Monthly Archives: September 2009


Just finished, after several months of intermittent reading, Cloudsplitter, by Russell Banks. It’s “about” John Brown the abolitionist but it’s told through the perspective of Brown’s third son, Owen, who was overwhelmed by his father and unable to seize his own life. The portrait of John Brown is fascinating, detailing a deeply accomplished man intoxicated by religion and passionate about ending slavery. The novel suggests, however, that John Brown lacked what it takes to push a man into violence. That push comes from his son Owen, the narrator. Or so he says. Owen is so crippled by his father’s will, by his own inchoate sexual desires, and an unholy anger, that he appears a monster, for all that one might sympathize with his misfortunes and losses on the way to becoming a monster.

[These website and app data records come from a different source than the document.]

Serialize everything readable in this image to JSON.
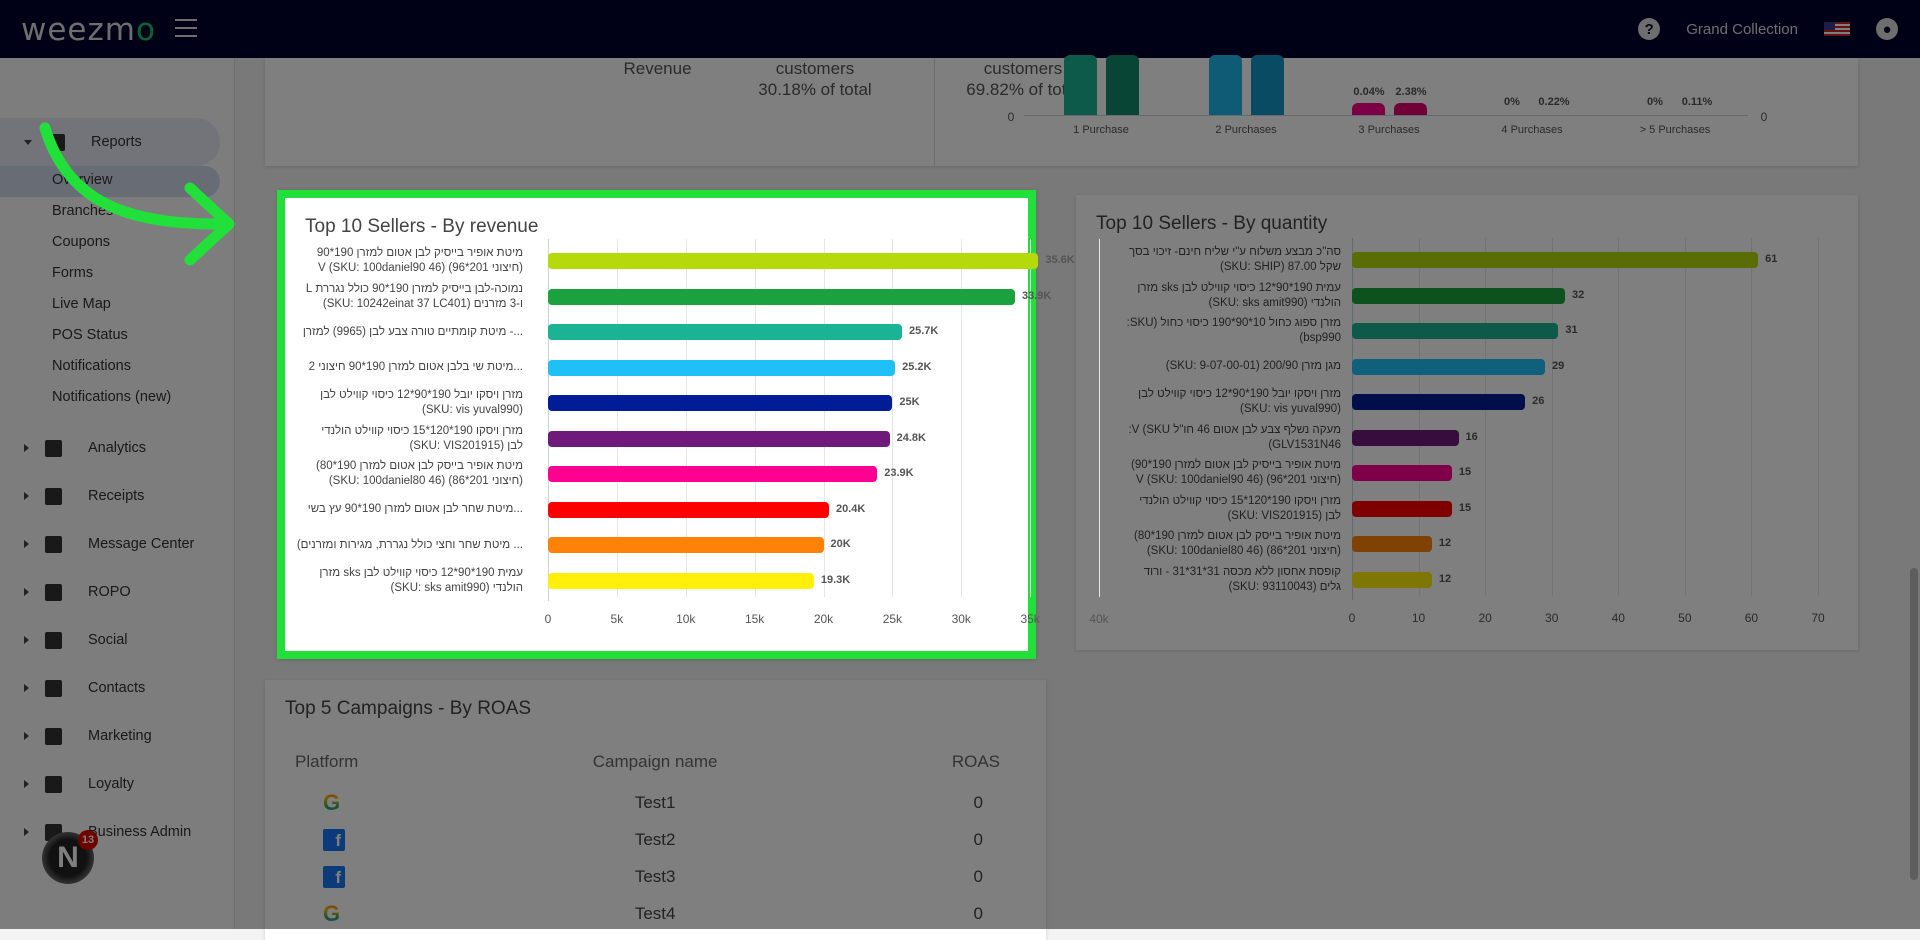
{
  "header": {
    "brand": "weezmo",
    "business": "Grand Collection",
    "icons": [
      "menu-icon",
      "help-icon",
      "us-flag-icon",
      "account-icon"
    ]
  },
  "sidebar": {
    "reports": "Reports",
    "sub": [
      "Overview",
      "Branches",
      "Coupons",
      "Forms",
      "Live Map",
      "POS Status",
      "Notifications",
      "Notifications (new)"
    ],
    "items": [
      "Analytics",
      "Receipts",
      "Message Center",
      "ROPO",
      "Social",
      "Contacts",
      "Marketing",
      "Loyalty",
      "Business Admin"
    ],
    "notification_count": "13"
  },
  "summary": {
    "col1": "Revenue",
    "col2": "customers",
    "col2_pct": "30.18% of total",
    "col3": "customers",
    "col3_pct": "69.82% of total",
    "purchase_chart": {
      "zero_left": "0",
      "zero_right": "0",
      "groups": [
        {
          "label": "1 Purchase",
          "labels": [
            "",
            ""
          ],
          "colors": [
            "#1ab394",
            "#128a6a"
          ]
        },
        {
          "label": "2 Purchases",
          "labels": [
            "",
            ""
          ],
          "colors": [
            "#1eb4e8",
            "#1496c8"
          ]
        },
        {
          "label": "3 Purchases",
          "labels": [
            "0.04%",
            "2.38%"
          ],
          "colors": [
            "#fc0088",
            "#e0006a"
          ]
        },
        {
          "label": "4 Purchases",
          "labels": [
            "0%",
            "0.22%"
          ],
          "colors": []
        },
        {
          "label": "> 5 Purchases",
          "labels": [
            "0%",
            "0.11%"
          ],
          "colors": []
        }
      ]
    }
  },
  "colors": [
    "#b5d90a",
    "#1ba23e",
    "#1ab394",
    "#1ec0f5",
    "#001c96",
    "#6f1a7a",
    "#ff0090",
    "#ff0000",
    "#ff8208",
    "#ffef0a"
  ],
  "chart_data": [
    {
      "type": "bar",
      "orientation": "horizontal",
      "title": "Top 10 Sellers - By revenue",
      "xlim": [
        0,
        40000
      ],
      "xticks": [
        "0",
        "5k",
        "10k",
        "15k",
        "20k",
        "25k",
        "30k",
        "35k",
        "40k"
      ],
      "grid": true,
      "categories": [
        [
          "מיטת אופיר בייסיק לבן אטום למזרן 190*90",
          "(חיצוני 201*96) V (SKU: 100daniel90 46)"
        ],
        [
          "נמוכה-לבן בייסיק למזרן 190*90 כולל נגררת L",
          "ו-3 מזרנים (SKU: 10242einat 37 LC401)"
        ],
        [
          "...- מיטת קומתיים טורה צבע לבן (9965) למזרן"
        ],
        [
          "...מיטת שי בלבן אטום למזרן 190*90 חיצוני 2"
        ],
        [
          "מזרן ויסקו יובל 190*90*12 כיסוי קווילט לבן",
          "(SKU: vis yuval990)"
        ],
        [
          "מזרן ויסקו 190*120*15 כיסוי קווילט הולנדי",
          "לבן (SKU: VIS201915)"
        ],
        [
          "מיטת אופיר בייסק לבן אטום למזרן 190*80)",
          "(חיצוני 201*86) (SKU: 100daniel80 46)"
        ],
        [
          "...מיטת שחר לבן אטום למזרן 190*90 עץ בשי"
        ],
        [
          "... מיטת שחר וחצי כולל נגררת, מגירות ומזרנים)"
        ],
        [
          "עמית 190*90*12 כיסוי קווילט לבן sks מזרן",
          "הולנדי (SKU: sks amit990)"
        ]
      ],
      "values": [
        35600,
        33900,
        25700,
        25200,
        25000,
        24800,
        23900,
        20400,
        20000,
        19300
      ],
      "data_labels": [
        "35.6K",
        "33.9K",
        "25.7K",
        "25.2K",
        "25K",
        "24.8K",
        "23.9K",
        "20.4K",
        "20K",
        "19.3K"
      ]
    },
    {
      "type": "bar",
      "orientation": "horizontal",
      "title": "Top 10 Sellers - By quantity",
      "xlim": [
        0,
        70
      ],
      "xticks": [
        "0",
        "10",
        "20",
        "30",
        "40",
        "50",
        "60",
        "70"
      ],
      "grid": true,
      "categories": [
        [
          "סה\"כ מבצע משלוח ע\"י שליח חינם- זיכוי בסך",
          "שקל 87.00 (SKU: SHIP)"
        ],
        [
          "עמית 190*90*12 כיסוי קווילט לבן sks מזרן",
          "הולנדי (SKU: sks amit990)"
        ],
        [
          "מזרן ספוג כחול 10*90*190 כיסוי כחול (SKU:",
          "bsp990)"
        ],
        [
          "מגן מזרן 200/90 (SKU: 9-07-00-01)"
        ],
        [
          "מזרן ויסקו יובל 190*90*12 כיסוי קווילט לבן",
          "(SKU: vis yuval990)"
        ],
        [
          "מעקה נשלף צבע לבן אטום 46 חו\"ל V (SKU:",
          "GLV1531N46)"
        ],
        [
          "מיטת אופיר בייסיק לבן אטום למזרן 190*90)",
          "(חיצוני 201*96) V (SKU: 100daniel90 46)"
        ],
        [
          "מזרן ויסקו 190*120*15 כיסוי קווילט הולנדי",
          "לבן (SKU: VIS201915)"
        ],
        [
          "מיטת אופיר בייסק לבן אטום למזרן 190*80)",
          "(חיצוני 201*86) (SKU: 100daniel80 46)"
        ],
        [
          "קופסת אחסון ללא מכסה 31*31*31 - ורוד",
          "גלים (SKU: 93110043)"
        ]
      ],
      "values": [
        61,
        32,
        31,
        29,
        26,
        16,
        15,
        15,
        12,
        12
      ],
      "data_labels": [
        "61",
        "32",
        "31",
        "29",
        "26",
        "16",
        "15",
        "15",
        "12",
        "12"
      ]
    }
  ],
  "campaigns": {
    "title": "Top 5 Campaigns - By ROAS",
    "headers": [
      "Platform",
      "Campaign name",
      "ROAS"
    ],
    "rows": [
      {
        "platform": "google",
        "name": "Test1",
        "roas": "0"
      },
      {
        "platform": "facebook",
        "name": "Test2",
        "roas": "0"
      },
      {
        "platform": "facebook",
        "name": "Test3",
        "roas": "0"
      },
      {
        "platform": "google",
        "name": "Test4",
        "roas": "0"
      }
    ]
  }
}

He’s not an altogether unfamiliar monster. Like young people everywhere, he struggles to craft an identity and make meaning of his miserable life. Unable to strike out on his own, Owen becomes essentially enslaved to his father, and although he transforms himself into a hard man hungry to shed blood, his violence is in the name of his father’s cause. To be sure, he is a willful terrorist, and something of a coward and perhaps most damningly, he acts out the violence his father only preaches. Owen’s violence is born more of self-hatred than noble purpose.

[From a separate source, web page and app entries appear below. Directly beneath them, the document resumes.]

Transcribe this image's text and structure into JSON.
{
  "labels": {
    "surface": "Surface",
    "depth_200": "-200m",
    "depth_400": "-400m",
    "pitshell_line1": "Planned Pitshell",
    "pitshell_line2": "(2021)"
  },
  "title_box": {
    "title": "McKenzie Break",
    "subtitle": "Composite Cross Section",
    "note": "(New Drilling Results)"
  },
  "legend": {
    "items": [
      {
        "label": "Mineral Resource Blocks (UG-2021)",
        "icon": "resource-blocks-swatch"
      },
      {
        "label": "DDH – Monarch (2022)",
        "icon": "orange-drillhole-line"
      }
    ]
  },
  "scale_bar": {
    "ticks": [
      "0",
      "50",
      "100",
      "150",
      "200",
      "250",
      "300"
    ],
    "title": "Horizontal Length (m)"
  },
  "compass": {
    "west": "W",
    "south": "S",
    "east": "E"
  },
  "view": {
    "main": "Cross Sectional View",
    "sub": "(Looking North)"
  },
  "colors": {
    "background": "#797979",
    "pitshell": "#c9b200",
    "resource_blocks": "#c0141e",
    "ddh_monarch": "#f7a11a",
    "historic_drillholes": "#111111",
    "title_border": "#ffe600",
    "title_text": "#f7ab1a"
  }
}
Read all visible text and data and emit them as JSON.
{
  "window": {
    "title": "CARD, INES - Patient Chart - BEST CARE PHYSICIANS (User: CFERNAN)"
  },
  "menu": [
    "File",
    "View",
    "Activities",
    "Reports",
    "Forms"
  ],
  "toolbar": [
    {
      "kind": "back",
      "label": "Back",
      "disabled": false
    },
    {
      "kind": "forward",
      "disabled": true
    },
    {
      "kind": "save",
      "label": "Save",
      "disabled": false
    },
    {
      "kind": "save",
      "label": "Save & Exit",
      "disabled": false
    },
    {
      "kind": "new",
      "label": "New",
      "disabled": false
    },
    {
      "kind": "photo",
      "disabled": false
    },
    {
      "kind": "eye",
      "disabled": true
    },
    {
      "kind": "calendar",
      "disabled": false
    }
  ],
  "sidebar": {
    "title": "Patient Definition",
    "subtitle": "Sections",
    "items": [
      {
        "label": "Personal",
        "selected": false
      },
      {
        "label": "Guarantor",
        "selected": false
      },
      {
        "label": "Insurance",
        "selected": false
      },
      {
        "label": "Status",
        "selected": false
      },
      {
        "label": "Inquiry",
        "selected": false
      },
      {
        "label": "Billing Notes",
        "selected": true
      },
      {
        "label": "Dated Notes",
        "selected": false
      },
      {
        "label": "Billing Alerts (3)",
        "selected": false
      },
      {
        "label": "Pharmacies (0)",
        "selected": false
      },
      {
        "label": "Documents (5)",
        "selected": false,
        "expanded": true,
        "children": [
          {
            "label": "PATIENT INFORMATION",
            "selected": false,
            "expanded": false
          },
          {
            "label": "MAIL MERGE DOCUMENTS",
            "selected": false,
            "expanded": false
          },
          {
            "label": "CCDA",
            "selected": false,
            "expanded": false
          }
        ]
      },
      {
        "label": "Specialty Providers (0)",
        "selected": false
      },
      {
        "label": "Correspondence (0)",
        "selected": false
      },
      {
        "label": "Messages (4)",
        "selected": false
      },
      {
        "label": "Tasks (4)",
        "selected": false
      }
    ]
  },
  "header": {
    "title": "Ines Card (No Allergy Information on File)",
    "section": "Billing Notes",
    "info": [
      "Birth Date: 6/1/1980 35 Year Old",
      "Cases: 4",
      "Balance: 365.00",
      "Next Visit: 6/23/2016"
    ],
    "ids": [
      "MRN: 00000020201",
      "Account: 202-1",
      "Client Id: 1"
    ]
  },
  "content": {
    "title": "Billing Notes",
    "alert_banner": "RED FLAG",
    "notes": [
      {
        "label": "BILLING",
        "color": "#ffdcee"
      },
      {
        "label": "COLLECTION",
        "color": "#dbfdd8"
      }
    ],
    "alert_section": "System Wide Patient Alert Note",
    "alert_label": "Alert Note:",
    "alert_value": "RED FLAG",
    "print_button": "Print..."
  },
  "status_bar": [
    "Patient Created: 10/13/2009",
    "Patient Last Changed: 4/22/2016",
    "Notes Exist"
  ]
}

After the Harper’s Ferry debacle, Owen sees himself as having stood at a hinge of history. What if had left his father and gone out farming on his own, he wonders. Convinced that his father could not have taken the final step toward violence, Owen imagines a history without the Kansas massacres or the Harper’s Ferry debacle. And yet, how would slavery have ended, without the war John Brown nudged into being? Would we be one nation or two?

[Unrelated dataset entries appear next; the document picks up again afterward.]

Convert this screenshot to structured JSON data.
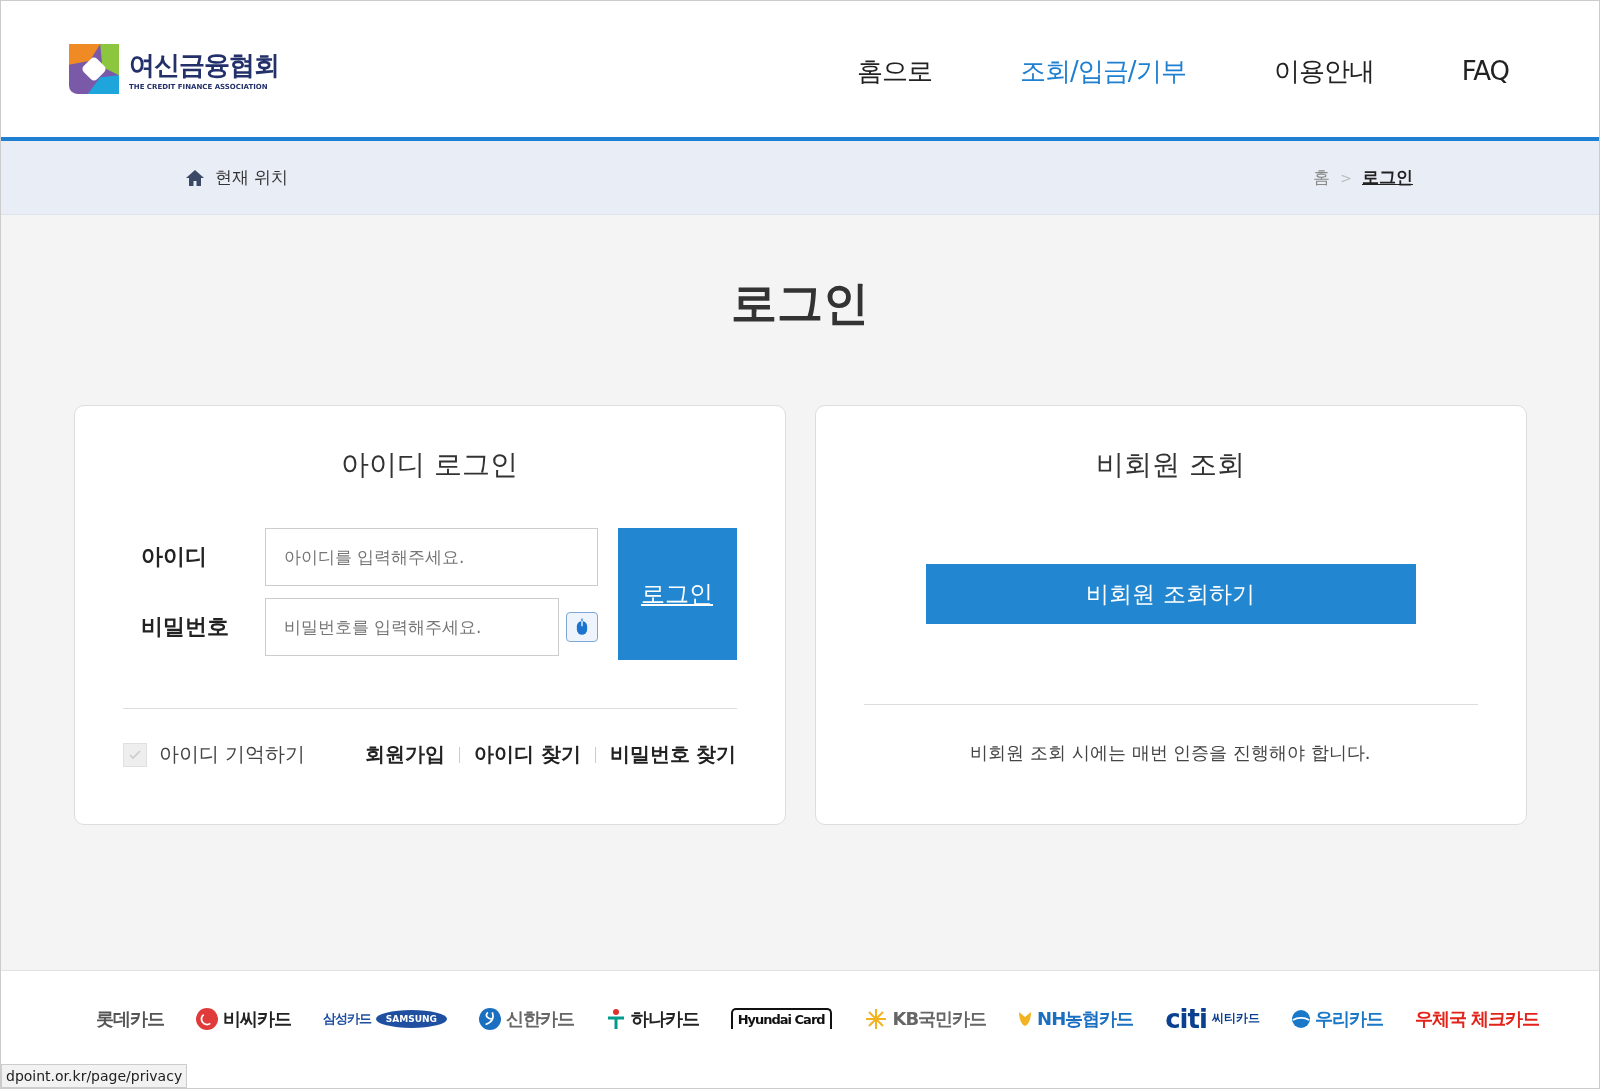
{
  "logo": {
    "title": "여신금융협회",
    "subtitle": "THE CREDIT FINANCE ASSOCIATION"
  },
  "nav": [
    {
      "label": "홈으로",
      "selected": false
    },
    {
      "label": "조회/입금/기부",
      "selected": true
    },
    {
      "label": "이용안내",
      "selected": false
    },
    {
      "label": "FAQ",
      "selected": false
    }
  ],
  "location": {
    "label": "현재 위치",
    "crumbs": [
      "홈",
      "로그인"
    ],
    "separator": ">"
  },
  "page_title": "로그인",
  "id_login": {
    "title": "아이디 로그인",
    "id_label": "아이디",
    "id_placeholder": "아이디를 입력해주세요.",
    "pw_label": "비밀번호",
    "pw_placeholder": "비밀번호를 입력해주세요.",
    "button": "로그인",
    "remember": {
      "label": "아이디 기억하기",
      "checked": false
    },
    "links": [
      "회원가입",
      "아이디 찾기",
      "비밀번호 찾기"
    ]
  },
  "guest": {
    "title": "비회원 조회",
    "button": "비회원 조회하기",
    "note": "비회원 조회 시에는 매번 인증을 진행해야 합니다."
  },
  "cards": [
    {
      "kind": "plain",
      "name": "롯데카드",
      "color": "#555555"
    },
    {
      "kind": "bc",
      "name": "비씨카드",
      "color": "#222222"
    },
    {
      "kind": "samsung",
      "name": "삼성카드",
      "badge": "SAMSUNG",
      "color": "#1f4fa0"
    },
    {
      "kind": "shinhan",
      "name": "신한카드",
      "color": "#666666"
    },
    {
      "kind": "hana",
      "name": "하나카드",
      "color": "#222222"
    },
    {
      "kind": "boxed",
      "name": "Hyundai Card",
      "color": "#111111"
    },
    {
      "kind": "kb",
      "name": "KB국민카드",
      "color": "#666666"
    },
    {
      "kind": "nh",
      "name": "NH농협카드",
      "color": "#1a6fc0"
    },
    {
      "kind": "citi",
      "name": "citi",
      "badge": "씨티카드",
      "color": "#0b3f8f"
    },
    {
      "kind": "woori",
      "name": "우리카드",
      "color": "#1a78c8"
    },
    {
      "kind": "plain",
      "name": "우체국 체크카드",
      "color": "#e2231a"
    }
  ],
  "status_url": "dpoint.or.kr/page/privacy"
}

It’s impossible not to hear echoes of contemporary terrorist reasoning in this novel. Nor it is possible to find a comfortable perch from which to regard, much less act against, evil.


Creak, creak

Some combination of distractions–turning 60, having both of my sons at home over the summer, the superficial charms of Facebook–pulled me away from this and it feels like working a long-unused door to step out in this space again.

It’s fall in New England, and the skies are pure blue, the air deceptively warm, so that preparations for winter seem unnecessary, at the moment. A walk in the woods, baking an apple pie, these feel like the important things. Of course, hundreds of others had the same pie-picking thought, and the orchards had turned into parking lots. Never mind. TheIMG_2074 - Copy walk, which was in town on conservation land, and which looked like it would follow the river, did follow the river, but at a distance, so it was audible but not visible. Rather than a path, there was a broad swath someone had cut not too long ago with a big machine, so the space for walking was wide, wider than a car. In places it was damp and in others tufted. At one point I stumbled on a snake. It was so still I thought it was dead but underneath the straw and sticks I saw its head and it was apparently just drowsing in the afternoon sun.